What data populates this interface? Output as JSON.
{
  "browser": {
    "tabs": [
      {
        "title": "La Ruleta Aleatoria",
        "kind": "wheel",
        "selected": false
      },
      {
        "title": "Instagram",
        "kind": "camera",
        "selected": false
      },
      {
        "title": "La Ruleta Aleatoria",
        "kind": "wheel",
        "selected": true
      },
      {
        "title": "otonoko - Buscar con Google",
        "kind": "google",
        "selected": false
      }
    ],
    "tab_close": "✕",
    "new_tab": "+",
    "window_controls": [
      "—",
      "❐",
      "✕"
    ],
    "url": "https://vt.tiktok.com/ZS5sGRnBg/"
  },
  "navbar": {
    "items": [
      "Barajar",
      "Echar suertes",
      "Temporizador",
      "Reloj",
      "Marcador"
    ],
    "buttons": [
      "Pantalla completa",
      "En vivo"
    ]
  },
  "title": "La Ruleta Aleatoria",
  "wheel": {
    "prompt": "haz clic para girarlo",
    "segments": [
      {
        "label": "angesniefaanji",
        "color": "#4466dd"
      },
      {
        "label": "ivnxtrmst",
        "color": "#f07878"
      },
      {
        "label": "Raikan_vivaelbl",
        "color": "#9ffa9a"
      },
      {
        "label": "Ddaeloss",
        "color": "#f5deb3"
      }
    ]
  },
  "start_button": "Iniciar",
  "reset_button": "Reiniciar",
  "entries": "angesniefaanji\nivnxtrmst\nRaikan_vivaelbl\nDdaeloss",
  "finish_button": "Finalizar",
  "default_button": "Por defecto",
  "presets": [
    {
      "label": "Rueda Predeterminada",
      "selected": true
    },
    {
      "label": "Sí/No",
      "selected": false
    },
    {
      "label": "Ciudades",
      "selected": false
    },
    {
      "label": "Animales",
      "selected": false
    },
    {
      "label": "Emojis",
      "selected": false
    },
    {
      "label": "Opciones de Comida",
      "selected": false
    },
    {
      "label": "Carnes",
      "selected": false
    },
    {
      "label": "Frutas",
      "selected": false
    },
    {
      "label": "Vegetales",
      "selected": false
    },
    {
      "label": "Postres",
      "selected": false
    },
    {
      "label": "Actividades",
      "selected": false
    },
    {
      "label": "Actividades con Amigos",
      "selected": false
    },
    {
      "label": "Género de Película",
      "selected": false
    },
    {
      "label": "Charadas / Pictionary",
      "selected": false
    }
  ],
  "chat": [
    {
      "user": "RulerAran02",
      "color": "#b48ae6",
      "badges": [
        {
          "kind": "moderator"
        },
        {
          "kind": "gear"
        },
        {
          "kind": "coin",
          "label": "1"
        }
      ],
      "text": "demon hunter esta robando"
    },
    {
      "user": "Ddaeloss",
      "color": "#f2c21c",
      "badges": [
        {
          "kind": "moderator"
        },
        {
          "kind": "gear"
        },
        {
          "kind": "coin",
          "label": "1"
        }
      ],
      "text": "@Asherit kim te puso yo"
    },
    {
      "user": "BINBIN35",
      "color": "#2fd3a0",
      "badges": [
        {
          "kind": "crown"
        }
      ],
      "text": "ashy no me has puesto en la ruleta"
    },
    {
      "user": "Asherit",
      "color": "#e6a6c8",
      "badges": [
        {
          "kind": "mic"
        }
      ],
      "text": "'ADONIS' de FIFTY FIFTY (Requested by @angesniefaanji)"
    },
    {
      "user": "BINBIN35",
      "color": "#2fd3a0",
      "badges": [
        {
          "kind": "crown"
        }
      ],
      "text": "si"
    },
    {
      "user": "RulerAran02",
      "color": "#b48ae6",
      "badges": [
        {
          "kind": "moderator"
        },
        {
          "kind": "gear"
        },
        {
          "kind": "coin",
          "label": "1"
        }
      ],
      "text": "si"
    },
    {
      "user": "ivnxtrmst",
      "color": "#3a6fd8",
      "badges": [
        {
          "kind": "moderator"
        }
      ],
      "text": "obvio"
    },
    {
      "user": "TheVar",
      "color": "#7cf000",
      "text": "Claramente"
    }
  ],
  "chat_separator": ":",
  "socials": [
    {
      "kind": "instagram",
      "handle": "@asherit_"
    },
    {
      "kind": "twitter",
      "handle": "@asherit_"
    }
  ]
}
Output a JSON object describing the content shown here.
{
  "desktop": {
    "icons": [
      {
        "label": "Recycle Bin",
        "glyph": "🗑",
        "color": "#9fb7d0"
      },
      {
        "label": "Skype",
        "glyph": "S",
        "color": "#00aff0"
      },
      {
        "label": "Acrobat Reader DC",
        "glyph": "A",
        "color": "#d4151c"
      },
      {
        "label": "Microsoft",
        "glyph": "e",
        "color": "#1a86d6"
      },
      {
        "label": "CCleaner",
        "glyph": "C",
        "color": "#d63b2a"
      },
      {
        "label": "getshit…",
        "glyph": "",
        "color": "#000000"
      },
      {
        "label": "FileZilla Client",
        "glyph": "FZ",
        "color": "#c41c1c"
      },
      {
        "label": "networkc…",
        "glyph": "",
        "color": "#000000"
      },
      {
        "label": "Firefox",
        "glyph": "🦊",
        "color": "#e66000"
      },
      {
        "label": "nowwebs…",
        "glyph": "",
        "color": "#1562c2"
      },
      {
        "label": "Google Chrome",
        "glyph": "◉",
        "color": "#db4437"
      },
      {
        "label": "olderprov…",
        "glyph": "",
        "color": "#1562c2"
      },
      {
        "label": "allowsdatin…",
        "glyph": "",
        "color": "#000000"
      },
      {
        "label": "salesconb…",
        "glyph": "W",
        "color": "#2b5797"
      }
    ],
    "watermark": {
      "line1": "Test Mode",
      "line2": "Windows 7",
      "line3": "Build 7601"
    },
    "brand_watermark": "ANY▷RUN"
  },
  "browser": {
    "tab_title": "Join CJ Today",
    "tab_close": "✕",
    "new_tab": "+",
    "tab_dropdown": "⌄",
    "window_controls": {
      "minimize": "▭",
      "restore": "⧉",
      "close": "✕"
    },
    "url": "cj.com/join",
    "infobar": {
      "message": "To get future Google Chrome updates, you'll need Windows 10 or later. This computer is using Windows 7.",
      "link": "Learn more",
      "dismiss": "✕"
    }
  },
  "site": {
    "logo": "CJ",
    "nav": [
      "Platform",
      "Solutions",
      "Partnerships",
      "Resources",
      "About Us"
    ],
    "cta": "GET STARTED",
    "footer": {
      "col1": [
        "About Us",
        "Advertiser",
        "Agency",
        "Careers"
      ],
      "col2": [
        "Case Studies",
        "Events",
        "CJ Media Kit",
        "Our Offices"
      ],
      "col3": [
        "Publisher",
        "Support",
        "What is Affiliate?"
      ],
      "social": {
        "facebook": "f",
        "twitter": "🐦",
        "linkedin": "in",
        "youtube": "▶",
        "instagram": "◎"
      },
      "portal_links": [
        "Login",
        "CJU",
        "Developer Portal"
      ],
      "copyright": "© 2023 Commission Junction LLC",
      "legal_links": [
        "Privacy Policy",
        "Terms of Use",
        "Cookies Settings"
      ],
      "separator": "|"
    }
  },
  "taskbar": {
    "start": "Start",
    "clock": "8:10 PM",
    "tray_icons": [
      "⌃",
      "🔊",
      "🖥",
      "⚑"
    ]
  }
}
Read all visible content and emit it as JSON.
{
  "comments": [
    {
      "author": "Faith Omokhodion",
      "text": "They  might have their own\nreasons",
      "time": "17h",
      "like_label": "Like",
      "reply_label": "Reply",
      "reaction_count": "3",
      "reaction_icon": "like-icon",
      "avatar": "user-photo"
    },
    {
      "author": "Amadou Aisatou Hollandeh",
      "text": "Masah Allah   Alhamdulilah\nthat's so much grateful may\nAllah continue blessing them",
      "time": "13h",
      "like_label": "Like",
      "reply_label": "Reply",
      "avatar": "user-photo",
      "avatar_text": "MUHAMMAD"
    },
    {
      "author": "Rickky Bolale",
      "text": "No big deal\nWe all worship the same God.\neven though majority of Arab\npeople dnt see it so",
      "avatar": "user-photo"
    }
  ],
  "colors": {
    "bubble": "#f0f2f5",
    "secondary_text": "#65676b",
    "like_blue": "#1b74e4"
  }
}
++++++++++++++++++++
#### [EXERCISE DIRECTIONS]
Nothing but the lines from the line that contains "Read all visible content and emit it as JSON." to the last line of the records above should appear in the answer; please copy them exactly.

#### [OUTPUT OF THE TASK]
Read all visible content and emit it as JSON.
{
  "comments": [
    {
      "author": "Faith Omokhodion",
      "text": "They  might have their own\nreasons",
      "time": "17h",
      "like_label": "Like",
      "reply_label": "Reply",
      "reaction_count": "3",
      "reaction_icon": "like-icon",
      "avatar": "user-photo"
    },
    {
      "author": "Amadou Aisatou Hollandeh",
      "text": "Masah Allah   Alhamdulilah\nthat's so much grateful may\nAllah continue blessing them",
      "time": "13h",
      "like_label": "Like",
      "reply_label": "Reply",
      "avatar": "user-photo",
      "avatar_text": "MUHAMMAD"
    },
    {
      "author": "Rickky Bolale",
      "text": "No big deal\nWe all worship the same God.\neven though majority of Arab\npeople dnt see it so",
      "avatar": "user-photo"
    }
  ],
  "colors": {
    "bubble": "#f0f2f5",
    "secondary_text": "#65676b",
    "like_blue": "#1b74e4"
  }
}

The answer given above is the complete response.